VolunteerMatch (http://www.volunteermatch.org)

Idealist (http://www.idealist.org)

UW Career Center’s HuskyJobs (http://careers.washington.edu/HuskyJobs)

UW Carlson Center’s Public Service Opportunity Bulletin (http://volunteerinternjob.wordpress.com/)

Internmatch (http://www.internmatch.com)

USA.gov list of agencies (http://www.usa.gov/Agencies/Federal/All_Agencies/index.shtml)

LSJ 401 Internship Policies

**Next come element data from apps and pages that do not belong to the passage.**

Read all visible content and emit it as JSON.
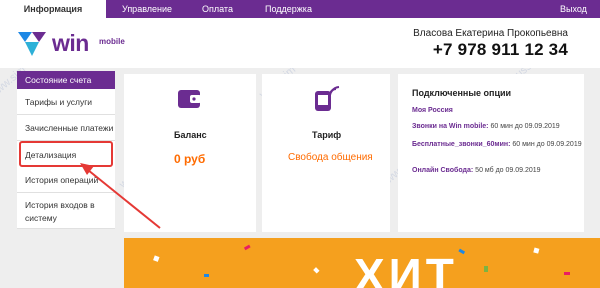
{
  "nav": {
    "tabs": [
      {
        "label": "Информация"
      },
      {
        "label": "Управление"
      },
      {
        "label": "Оплата"
      },
      {
        "label": "Поддержка"
      }
    ],
    "logout": "Выход"
  },
  "header": {
    "logo_text": "win",
    "logo_sub": "mobile",
    "user_name": "Власова Екатерина Прокопьевна",
    "phone": "+7 978 911 12 34"
  },
  "sidebar": {
    "items": [
      {
        "label": "Состояние счета"
      },
      {
        "label": "Тарифы и услуги"
      },
      {
        "label": "Зачисленные платежи"
      },
      {
        "label": "Детализация"
      },
      {
        "label": "История операций"
      },
      {
        "label": "История входов в системy"
      }
    ]
  },
  "balance": {
    "title": "Баланс",
    "value": "0 руб",
    "icon": "wallet-icon"
  },
  "tariff": {
    "title": "Тариф",
    "value": "Свобода общения",
    "icon": "phone-signal-icon"
  },
  "options": {
    "title": "Подключенные опции",
    "items": [
      {
        "name": "Моя Россия",
        "detail": ""
      },
      {
        "name": "Звонки на Win mobile:",
        "detail": "60 мин до 09.09.2019"
      },
      {
        "name": "Бесплатные_звонки_60мин:",
        "detail": "60 мин до 09.09.2019"
      },
      {
        "name": "Онлайн Свобода:",
        "detail": "50 мб до 09.09.2019"
      }
    ]
  },
  "banner": {
    "text": "ХИТ"
  },
  "watermark": "www.sim-usslugi.ru",
  "colors": {
    "brand": "#6b2c91",
    "accent": "#ff6b00",
    "highlight": "#e53935",
    "logo_blue": "#1e88e5"
  }
}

  • Only declared LSJ majors may enroll in LSJ 401.
  • Students must enroll in LSJ 401 either 1) in the same quarter as the completion of the internship or 2) a maximum of one quarter after completion of the internship. The LSJ Adviser must give approval for non-current enrollment prior to the beginning of the internship. Retroactive credit is not granted for internships completed either prior to being an LSJ major or more than a quarter before completion of LSJ 401.
  • The LSJ 401 internship site does not have to be in the Greater Seattle Area. See the LSJ Adviser to make arrangements for an out-of-state internship or an internship abroad.
  • The LSJ 401 internship can be paid or unpaid. This should be specified in the Supervisor Letter.
  • All internships must receive approval from the LSJ Adviser prior to enrollment in LSJ 401.
  • Students will only be enrolled in LSJ 401 after the Adviser has received all required paperwork.
  • Some LSJ majors may want to use hours accrued to meet an internship requirement in another major/minor toward the LSJ 401 internship requirement. This is allowable, but only under specific circumstances. Contact the LSJ Adviser for full details of this policy.